    • rational thinker

      Yes I think it does, most people I know that only eat organic foods are the same people that tell me they think vaccines do cause autism and that they think there are too many given.

      • mabelcruet

        I genuinely cannot tell the difference between organic and non-organic produce. I try and buy farm-friendly (like eggs from free-range chickens), and where I live is fairly rural, so there’s a lot of produce available locally-basically, many farmers sell it at the gate or in local markets, so we can get produce with very few food miles on it. I think food miles are probably more important that organic vs non-organic. There’s not moch point buying organic veggies if they’ve been flown half-way round the world.

    • Caravelle

      Drugs and food aren’t subject to the same regulatory regimes at all though. It’s what the whole supplement scam depends upon.

  • Cartman36

    “It takes more than cynicism to conjure a giant conspiracy involving nearly all the doctors, scientists and public health officials in the world”. Anyone that has worked with academic researchers knows the idea of a conspiracy is laughable. Research scientists are extraordinarily protective of their work and competitive because academia is a do or die environment regarding getting published. The idea that all research scientists would be in cohoots rather than absolutely willing to investigate and publish quality evidence of a harm is (as I said above) laughable. There is no conspiracy because vaccines work.

    • fiftyfifty1

      No kidding! What better way to win permanent fame than to be the scientist who blows the cover on some huge conspiracy.

      • Thank God we have people who are paying attention to the corruption of governments, corporations and religious cults/ secret societies. You should be thankful that conspiracy theorists exist, conspiracy is a crime.

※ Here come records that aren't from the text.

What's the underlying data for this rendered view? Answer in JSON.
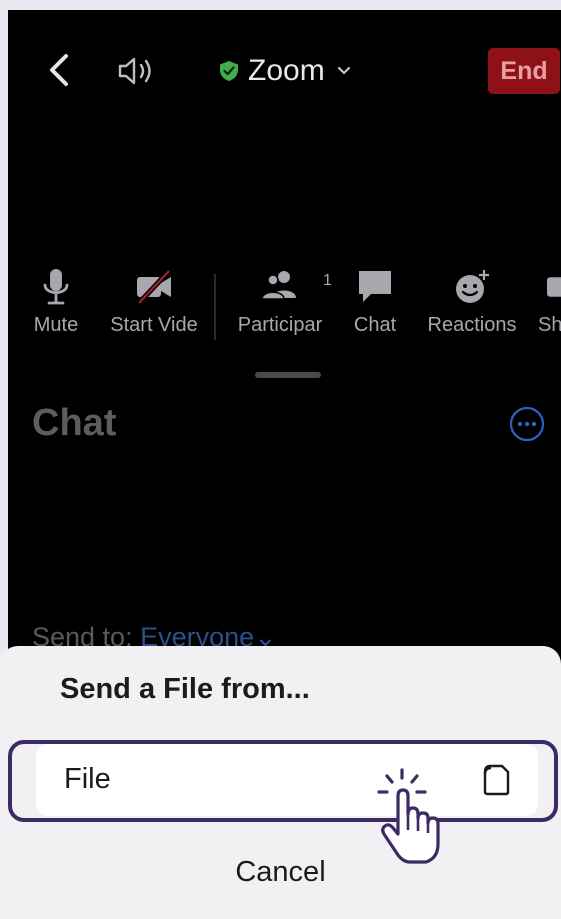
{
  "topbar": {
    "title": "Zoom",
    "end_label": "End"
  },
  "toolbar": {
    "items": [
      {
        "label": "Mute",
        "icon": "microphone-icon"
      },
      {
        "label": "Start Vide",
        "icon": "video-off-icon"
      },
      {
        "label": "Participar",
        "icon": "participants-icon",
        "badge": "1"
      },
      {
        "label": "Chat",
        "icon": "chat-icon"
      },
      {
        "label": "Reactions",
        "icon": "reactions-icon"
      },
      {
        "label": "Sh",
        "icon": "share-icon"
      }
    ]
  },
  "chat": {
    "title": "Chat",
    "send_to_prefix": "Send to: ",
    "send_to_target": "Everyone"
  },
  "sheet": {
    "title": "Send a File from...",
    "options": [
      {
        "label": "File",
        "icon": "file-icon"
      }
    ],
    "cancel_label": "Cancel"
  },
  "colors": {
    "end_button": "#8e1117",
    "secure_shield": "#3fae49",
    "highlight_border": "#3e2a63",
    "link_blue": "#2b4f8a"
  }
}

    • mabelcruet

      I know its a stereotype, but there does seem to be correlation between anti-vax belief and other conspiracy theories (Zionist, Freemason, New World Order/Illuminati, toxins, moon landings, 9/11, chem trails and so on). It seems to be part of a mind-set of general opposition to mainstream practices and government regulation. But there’s no talking to them-hard line anti-vaxxers won’t listen to evidence because the evidence comes from the mainstream that they’ve already denounced.

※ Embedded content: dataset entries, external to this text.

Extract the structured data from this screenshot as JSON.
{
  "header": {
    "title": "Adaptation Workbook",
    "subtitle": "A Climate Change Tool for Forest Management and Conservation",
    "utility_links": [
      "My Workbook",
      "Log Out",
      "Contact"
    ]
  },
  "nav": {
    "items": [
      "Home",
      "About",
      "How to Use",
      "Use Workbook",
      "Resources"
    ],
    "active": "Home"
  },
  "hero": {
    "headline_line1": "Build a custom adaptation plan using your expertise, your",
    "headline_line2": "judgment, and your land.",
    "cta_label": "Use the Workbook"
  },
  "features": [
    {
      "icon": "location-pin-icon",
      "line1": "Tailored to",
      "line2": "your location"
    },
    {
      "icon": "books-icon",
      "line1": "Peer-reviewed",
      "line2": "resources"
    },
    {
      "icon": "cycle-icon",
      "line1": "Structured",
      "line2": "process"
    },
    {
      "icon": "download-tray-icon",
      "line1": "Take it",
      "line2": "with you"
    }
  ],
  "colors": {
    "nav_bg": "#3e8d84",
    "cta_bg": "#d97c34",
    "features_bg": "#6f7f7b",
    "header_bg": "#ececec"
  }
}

      • The universe is not random, it’s neatly organized, Go and see it for yourself. Creation is not a random act of a cosmic explosion.

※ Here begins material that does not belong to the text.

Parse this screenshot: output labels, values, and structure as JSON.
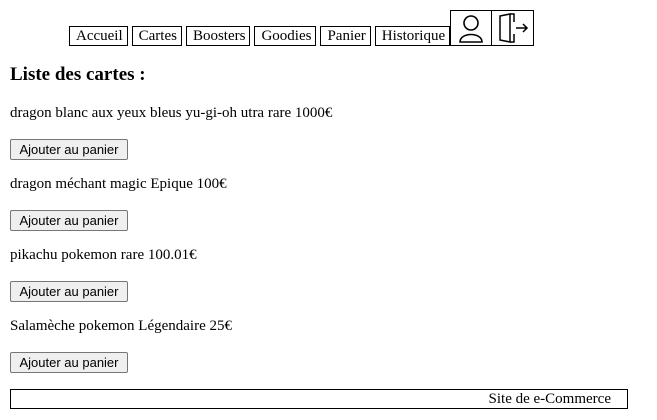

    • The Computer Ate My Nym

      I personally like the “big pharma is hiding the secret cure to cancer, which is probably marijuana, and assassinating and/or slandering anyone who tries to bring it to the public because they can’t get rich off it” claim best. Um…no. If you discover the cure to cancer or even a single cancer, your biggest risk from big pharma is that they’ll knock you over in their hurry to offer you tons of money to license your drug first.

      • rational thinker

        That friend of mine said that “marijuana cures cancer” to me last week. I felt like saying um no but it can take the edge off of chemo. But if I did tell her that she would get upset and panicky so I just sit back and listen and laugh later.

        • StephanieJR

          I think I heard somewhere that smoking marijuana is actually more carcinogenic than smoking tobacco. No idea if that’s accurate, but smoking anything is probably bad for you.

          • MaineJen

            Our transplant center does not allow smoking marijuana while immunosuppressed, because of the risk of fungal infection of the lungs…*which has actually killed transplant recipients in the past*. But just try to explain that to mj enthusiasts and they’ll howl at you about the meeeen doctors and big pharma etc etc.

          • AnnaPDE

            AFAIK for medical uses you don’t smoke marijuana but deliver it through other means anyway, primarily by ingesting it. The whole “but smoking pot is healthy” line of argument turns out to be a bit of a stretch in light of that.